It should be noted that the problems with chemical exposure were spread across the entirety of Casement Aerodrome.
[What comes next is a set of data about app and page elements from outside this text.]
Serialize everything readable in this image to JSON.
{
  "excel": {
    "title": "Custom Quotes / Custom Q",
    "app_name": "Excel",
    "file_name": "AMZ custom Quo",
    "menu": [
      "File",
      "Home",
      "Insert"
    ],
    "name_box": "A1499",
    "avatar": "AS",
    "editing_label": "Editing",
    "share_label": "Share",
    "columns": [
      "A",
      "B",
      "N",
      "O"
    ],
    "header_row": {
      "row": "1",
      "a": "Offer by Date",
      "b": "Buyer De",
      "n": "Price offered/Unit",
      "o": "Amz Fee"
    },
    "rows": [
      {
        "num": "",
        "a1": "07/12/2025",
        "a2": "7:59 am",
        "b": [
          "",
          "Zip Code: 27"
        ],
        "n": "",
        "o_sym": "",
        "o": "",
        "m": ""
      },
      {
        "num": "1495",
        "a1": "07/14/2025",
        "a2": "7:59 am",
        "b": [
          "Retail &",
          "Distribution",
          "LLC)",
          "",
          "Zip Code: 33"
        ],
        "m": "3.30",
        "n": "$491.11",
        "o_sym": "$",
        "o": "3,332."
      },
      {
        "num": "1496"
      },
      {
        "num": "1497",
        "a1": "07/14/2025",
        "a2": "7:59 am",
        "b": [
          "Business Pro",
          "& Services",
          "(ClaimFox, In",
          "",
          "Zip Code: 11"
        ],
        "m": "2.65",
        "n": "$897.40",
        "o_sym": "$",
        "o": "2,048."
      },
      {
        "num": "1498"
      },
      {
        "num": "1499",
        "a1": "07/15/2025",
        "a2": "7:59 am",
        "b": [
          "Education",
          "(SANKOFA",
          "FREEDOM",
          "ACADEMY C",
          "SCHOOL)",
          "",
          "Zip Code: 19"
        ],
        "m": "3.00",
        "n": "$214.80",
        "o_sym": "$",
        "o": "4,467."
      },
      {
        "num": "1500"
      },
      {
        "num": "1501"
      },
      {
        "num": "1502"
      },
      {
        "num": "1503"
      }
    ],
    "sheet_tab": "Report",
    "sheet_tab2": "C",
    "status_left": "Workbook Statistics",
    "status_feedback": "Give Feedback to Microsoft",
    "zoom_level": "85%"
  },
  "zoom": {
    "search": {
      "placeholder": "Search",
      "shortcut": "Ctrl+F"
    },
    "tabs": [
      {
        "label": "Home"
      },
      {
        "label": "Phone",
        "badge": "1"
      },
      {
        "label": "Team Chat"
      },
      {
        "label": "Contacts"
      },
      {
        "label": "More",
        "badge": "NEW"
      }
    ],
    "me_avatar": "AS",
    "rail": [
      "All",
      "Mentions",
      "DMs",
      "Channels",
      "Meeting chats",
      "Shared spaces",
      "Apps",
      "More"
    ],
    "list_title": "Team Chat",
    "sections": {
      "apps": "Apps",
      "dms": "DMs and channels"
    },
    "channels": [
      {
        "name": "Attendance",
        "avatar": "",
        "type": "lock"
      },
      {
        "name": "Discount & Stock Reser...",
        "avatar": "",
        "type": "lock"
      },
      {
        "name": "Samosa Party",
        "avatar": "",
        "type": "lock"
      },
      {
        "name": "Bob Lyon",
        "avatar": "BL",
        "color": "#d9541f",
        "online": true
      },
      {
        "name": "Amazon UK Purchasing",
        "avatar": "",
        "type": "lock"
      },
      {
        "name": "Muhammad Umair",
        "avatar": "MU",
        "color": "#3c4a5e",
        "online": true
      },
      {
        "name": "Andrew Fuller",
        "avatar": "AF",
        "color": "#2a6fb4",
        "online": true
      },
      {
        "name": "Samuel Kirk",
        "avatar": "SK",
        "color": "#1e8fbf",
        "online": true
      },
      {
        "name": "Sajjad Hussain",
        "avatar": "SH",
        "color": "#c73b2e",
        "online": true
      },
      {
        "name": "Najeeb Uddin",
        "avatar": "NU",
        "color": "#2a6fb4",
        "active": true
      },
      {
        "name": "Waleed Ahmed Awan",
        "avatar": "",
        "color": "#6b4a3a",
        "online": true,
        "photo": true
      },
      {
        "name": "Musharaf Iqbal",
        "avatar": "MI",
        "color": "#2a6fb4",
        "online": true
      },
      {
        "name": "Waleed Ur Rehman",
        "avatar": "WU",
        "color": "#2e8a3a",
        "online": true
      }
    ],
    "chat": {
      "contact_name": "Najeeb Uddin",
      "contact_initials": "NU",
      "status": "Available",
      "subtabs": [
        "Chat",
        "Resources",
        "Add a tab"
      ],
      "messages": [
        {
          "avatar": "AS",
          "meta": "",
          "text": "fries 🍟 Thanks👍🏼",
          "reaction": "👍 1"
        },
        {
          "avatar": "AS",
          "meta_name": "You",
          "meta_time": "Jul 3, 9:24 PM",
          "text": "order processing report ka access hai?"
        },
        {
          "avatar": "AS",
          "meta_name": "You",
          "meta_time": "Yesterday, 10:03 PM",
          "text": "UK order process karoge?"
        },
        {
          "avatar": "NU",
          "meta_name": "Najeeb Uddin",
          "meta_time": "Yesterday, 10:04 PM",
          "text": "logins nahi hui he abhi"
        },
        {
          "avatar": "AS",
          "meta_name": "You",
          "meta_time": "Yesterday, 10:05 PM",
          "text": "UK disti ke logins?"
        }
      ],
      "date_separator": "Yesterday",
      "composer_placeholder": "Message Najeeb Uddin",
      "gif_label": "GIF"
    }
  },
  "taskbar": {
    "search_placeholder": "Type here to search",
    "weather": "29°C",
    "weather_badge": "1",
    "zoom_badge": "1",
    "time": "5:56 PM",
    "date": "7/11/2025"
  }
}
Again the State Claims Agency are attempting to reduce the exposure problems at Baldonnel to ERF and this is simply NOT the case. 

Exposure issues existed in Avionics, Engine Shop, Machine Shop, NDT Workshop, Spray Paint Shop, Hydraulic Shop, Sheet Metal Shop, Carpentry Shop, Light Strike, BFTS, Heli, Refuelers, Transport, Fire Crew, Photo Section, Air Sup Coy Signals, Apprentice school, Main Block, Main Tech Stores and even the Training Depot was affected.

Delay – Deny – Die

Dáil Éireann – 4th July 2019 – Public Accounts Committee – Irish Air Corps Toxic Chemical Exposure

Catherine Murphy T.D. (Kildare North)Public Accounts Committee

Watch Deputy Catherine Murphy question Mr. Ciaran Breen, Director of the State Claims Agency and Mr. Pat Kirwan,  Head of Enterprise Risk, also at the State Claims Agency, about the failure of a decade of Risk Management Section, Heath & Safety Management System audits at Casement Aerodrome, Baldonnel.

The State Claims Agency audits at Baldonnel commenced in 2006 and continued as the Irish Air Corps were investigated by the Health & Safety Authority in 2016 for serious breaches of the Safety, Health & Welfare at Work Act 2005. Breaches that including the very basic failure to provide PPE or chemical training.

It took the threat of legal action by the Health & Safety Authority as well as 2 years & 9 months of intervention to finally close the HSA file on what their own inspectors described as the most serious case of chemical misuse in the history of the state.

It should be noted that the State Claims Agency were not only aware from 2013 that the unprotected chemical exposures at Baldonnel were an ONGOING LIVE ISSUE, but bizarrely failed to intervene to prevent further exposure once this knowledge was in their possession.

It took the actions of three whistle-blowers in 2015 to bring the ongoing toxic chemical Health & Safety failures at the Irish Air Corps to the attention of the Minister for Defence and also to the attention of the Health & Safety Authority.

Why did the State Claims Agency fail to notice the high rate of untimely mortality, the high rate of suicide, the high rate of sick leave, the lack of PPE records and the lack of any chemical training records in 10 years of supposed audits.

Why did the State Claims Agency fail to act in 2013 when they did become aware that personnel were still being needlessly exposed to dangerous chemicals without PPE and without any chemical safety training?